Importance of Team Play in the Playoffs
In playoff hockey, every game matters. A single loss can put a team’s championship dreams on thin ice. Therefore, teams cannot afford to rely solely on individual player skills during the playoffs. Rather, they need to focus on team play.
According to NHL Hall of Famer Wayne Gretzky, “Hockey is a unique sport in the sense that you need each and every guy pulling in the same direction for one common goal.” This sentiment is especially true in the playoffs when players must trust their teammates’ abilities to achieve success.
Elimination of the Shootout’s Randomness
The shootout rule was implemented in 2005-06 as a way to determine regular-season games tied after regulation time instead of ending with a tie-breaking point system. However, there’s always been division among players and fans over whether shootouts should be used in the playoffs.
One argument against using a shootout format to decide games is because it introduces randomness to an event where luck should not play such a significant role. Unlike the regular season, playoff games may go into multiple overtime periods before a winner is determined. Eliminating the shootout ensures that the better team wins based on skill and teamwork rather than chance or individual performance.
Increased Emphasis on Defense and Goaltending
During the playoffs, scoring goals may become more challenging as the stakes get higher. With the importance of each game magnified, defense becomes crucially important. It often takes several blocked shots, tackles behind the net, and defensive clearances to secure a win.
Additionally, goaltenders are expected to raise their performances when the playoffs begin due to the added pressure. They are expected to stop more shots and deliver game-saving performances by making crucial saves during high-pressure moments in overtime situations.
“The playoffs represent an entirely different animal, where you need goaltending to be consistently excellent for 16 wins – not just a shootout win or two.” -NHL analyst Pierre LeBrun
The NHL feels that utilizing the shootout rule for playoff games may diminish the importance of team play, introduce unnecessary randomness, and reduce the emphasis on defense and goaltending. Therefore, it’s unlikely we will see shootouts used as a way to decide games in the Stanley Cup playoffs anytime soon.
Frequently Asked Questions
How are shootouts used in hockey playoffs?
Shootouts are used to determine a winner when a playoff game remains tied after overtime. Each team selects a few players to take turns shooting the puck against the opposing team’s goalie. The team with the most goals after a set number of rounds wins the game. Shootouts are only used in the playoffs if necessary.
Are shootouts a common occurrence in playoff games?
No, shootouts are relatively rare in playoff games. Most games are decided in regulation or overtime.
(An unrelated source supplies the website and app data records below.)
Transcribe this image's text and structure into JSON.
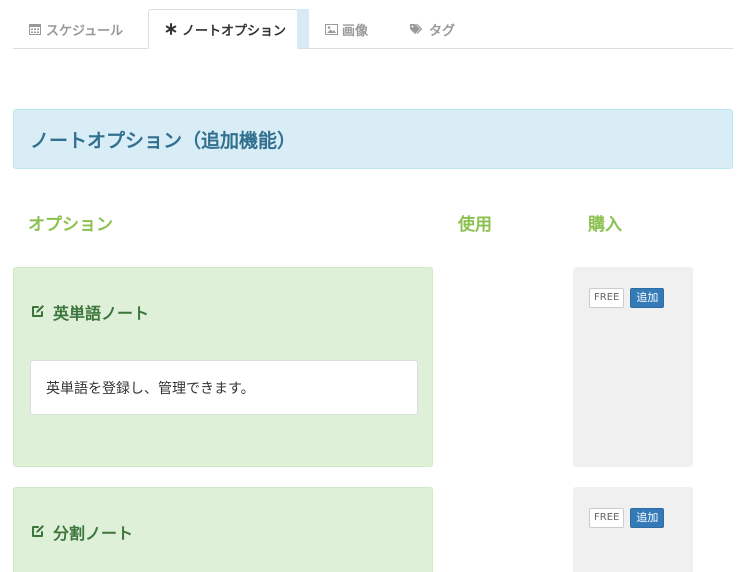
{
  "tabs": {
    "schedule": "スケジュール",
    "note_options": "ノートオプション",
    "image": "画像",
    "tag": "タグ"
  },
  "heading": "ノートオプション（追加機能）",
  "columns": {
    "option": "オプション",
    "use": "使用",
    "buy": "購入"
  },
  "options": [
    {
      "title": "英単語ノート",
      "description": "英単語を登録し、管理できます。",
      "price_badge": "FREE",
      "add_label": "追加"
    },
    {
      "title": "分割ノート",
      "price_badge": "FREE",
      "add_label": "追加"
    }
  ],
  "colors": {
    "accent_green": "#8cc152",
    "info_bg": "#d9edf7",
    "info_text": "#31708f",
    "success_bg": "#dff0d8",
    "success_text": "#3c763d",
    "primary": "#337ab7"
  },
  "icons": {
    "schedule": "calendar-icon",
    "note_options": "asterisk-icon",
    "image": "picture-icon",
    "tag": "tags-icon",
    "option": "edit-icon"
  }
}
However, shootouts can be exciting for fans and nerve-wracking for players, as it all comes down to individual skill and a bit of luck.
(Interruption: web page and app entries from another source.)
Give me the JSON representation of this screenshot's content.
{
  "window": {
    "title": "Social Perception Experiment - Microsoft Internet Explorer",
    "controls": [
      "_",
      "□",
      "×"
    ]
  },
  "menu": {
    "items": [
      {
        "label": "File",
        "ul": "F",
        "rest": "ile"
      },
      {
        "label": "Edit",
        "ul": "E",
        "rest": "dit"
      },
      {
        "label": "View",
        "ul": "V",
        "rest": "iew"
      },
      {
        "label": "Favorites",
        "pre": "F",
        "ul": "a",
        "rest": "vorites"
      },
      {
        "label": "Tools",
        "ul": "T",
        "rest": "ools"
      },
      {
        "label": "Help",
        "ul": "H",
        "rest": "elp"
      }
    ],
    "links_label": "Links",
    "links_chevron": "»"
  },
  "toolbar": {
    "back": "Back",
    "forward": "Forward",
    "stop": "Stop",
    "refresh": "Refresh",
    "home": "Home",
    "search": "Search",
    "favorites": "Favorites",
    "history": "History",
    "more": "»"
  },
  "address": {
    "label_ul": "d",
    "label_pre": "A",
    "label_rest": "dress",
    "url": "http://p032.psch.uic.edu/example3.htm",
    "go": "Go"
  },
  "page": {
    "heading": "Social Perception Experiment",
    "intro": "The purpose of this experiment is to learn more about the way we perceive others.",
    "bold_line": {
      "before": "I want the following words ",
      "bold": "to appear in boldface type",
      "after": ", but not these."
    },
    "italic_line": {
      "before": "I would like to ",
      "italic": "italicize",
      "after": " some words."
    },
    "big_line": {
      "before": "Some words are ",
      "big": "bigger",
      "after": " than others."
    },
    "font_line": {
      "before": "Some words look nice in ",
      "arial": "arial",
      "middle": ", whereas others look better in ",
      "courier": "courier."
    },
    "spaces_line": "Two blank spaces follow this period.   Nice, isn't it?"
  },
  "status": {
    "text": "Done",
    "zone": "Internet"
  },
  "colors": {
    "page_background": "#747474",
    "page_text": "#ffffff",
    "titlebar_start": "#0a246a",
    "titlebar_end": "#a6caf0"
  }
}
How do teams prepare for shootouts in playoff hockey?
Teams will often practice shootouts in practice, with coaches simulating game-like scenarios. They will also analyze opposing teams’ shootout tendencies and strengths/weaknesses of individual players. Coaches will typically choose their top shootout performers and strategize the order in which they will shoot.
Have there been any memorable shootouts in playoff hockey history?
Yes, there have been several memorable shootouts in playoff hockey history. One of the most iconic was in the 2010 Winter Olympics when T.J. Oshie scored four shootout goals to lead the US to victory over Russia. Another memorable shootout was in the 2014 Stanley Cup Final when Alec Martinez scored the game-winning goal in double overtime to give the LA Kings the championship.
What impact do shootouts have on the outcome of a playoff series?
Shootouts only impact the outcome of a single game, not an entire series. However, winning a shootout can provide a team with a boost of confidence and momentum going into the next game. On the other hand, losing a shootout can be demoralizing and make it more difficult to bounce back in the next game.